▶ **Task requirements**: Look down the entries below and report how many lines hold the string "about"; write nothing else.

▶ **Data under study**:

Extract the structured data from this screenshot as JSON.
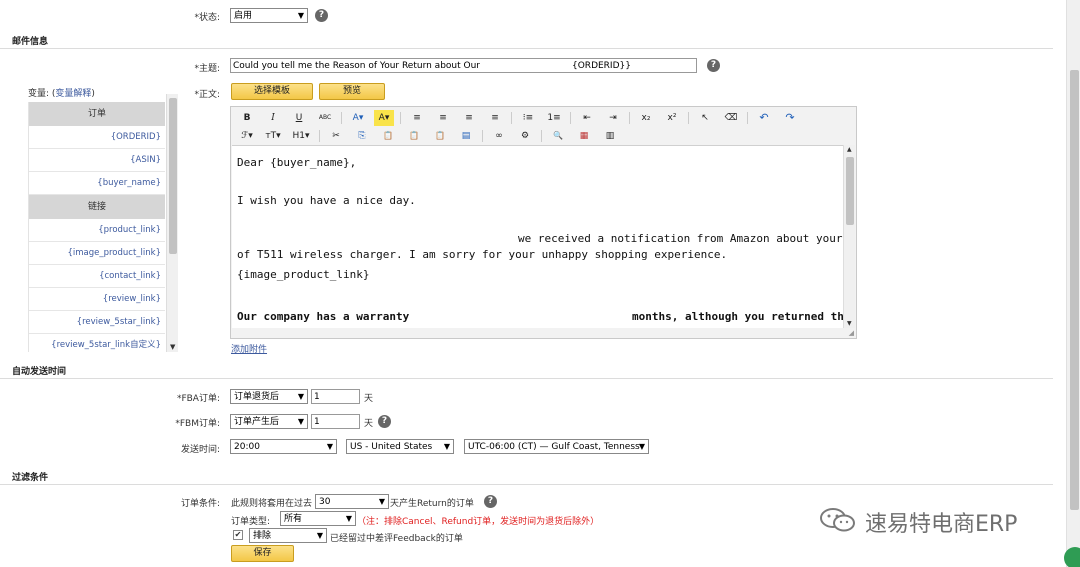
{
  "status": {
    "label": "*状态:",
    "value": "启用"
  },
  "mail_section": {
    "title": "邮件信息"
  },
  "subject": {
    "label": "*主题:",
    "value_left": "Could you tell me the Reason of Your Return about Our",
    "value_right": "{ORDERID}}"
  },
  "body": {
    "label": "*正文:",
    "template_button": "选择模板",
    "preview_button": "预览"
  },
  "variables": {
    "prefix": "变量: (",
    "explain_link": "变量解释",
    "suffix": ")",
    "order_group": "订单",
    "order_items": [
      "{ORDERID}",
      "{ASIN}",
      "{buyer_name}"
    ],
    "link_group": "链接",
    "link_items": [
      "{product_link}",
      "{image_product_link}",
      "{contact_link}",
      "{review_link}",
      "{review_5star_link}",
      "{review_5star_link自定义}"
    ]
  },
  "toolbar": {
    "row1": [
      "B",
      "I",
      "U",
      "ABC",
      "A▾",
      "A▾",
      "≡",
      "≡",
      "≡",
      "≡",
      "⁝≡",
      "1≡",
      "⇤",
      "⇥",
      "x₂",
      "x²",
      "↖",
      "⌫",
      "↶",
      "↷"
    ],
    "row2": [
      "ℱ▾",
      "тT▾",
      "H1▾",
      "✂",
      "⎘",
      "📋",
      "📋",
      "📋",
      "▤",
      "∞",
      "⚙",
      "🔍",
      "▦",
      "▥"
    ]
  },
  "editor_lines": [
    "Dear {buyer_name},",
    "I wish you have a nice day.",
    "we received a notification from Amazon about your return",
    "of T511 wireless charger. I am sorry for your unhappy shopping experience.",
    "{image_product_link}",
    "Our company has a warranty",
    "months, although you returned the charger, for any quality"
  ],
  "attach_link": "添加附件",
  "auto_section": {
    "title": "自动发送时间"
  },
  "fba": {
    "label": "*FBA订单:",
    "select": "订单退货后",
    "value": "1",
    "unit": "天"
  },
  "fbm": {
    "label": "*FBM订单:",
    "select": "订单产生后",
    "value": "1",
    "unit": "天"
  },
  "send_time": {
    "label": "发送时间:",
    "time": "20:00",
    "region": "US - United States",
    "timezone": "UTC-06:00 (CT) — Gulf Coast, Tenness"
  },
  "filter_section": {
    "title": "过滤条件"
  },
  "order_condition": {
    "label": "订单条件:",
    "prefix": "此规则将套用在过去",
    "days": "30",
    "suffix": "天产生Return的订单",
    "type_label": "订单类型:",
    "type_value": "所有",
    "note": "（注：排除Cancel、Refund订单，发送时间为退货后除外）",
    "exclude_value": "排除",
    "feedback_text": "已经留过中差评Feedback的订单"
  },
  "save_button": "保存",
  "watermark": "速易特电商ERP",
  "colors": {
    "accent_yellow": "#f3c747",
    "link_blue": "#3d5a9e",
    "note_red": "#e02020"
  }
}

▶ **Written solution**: 2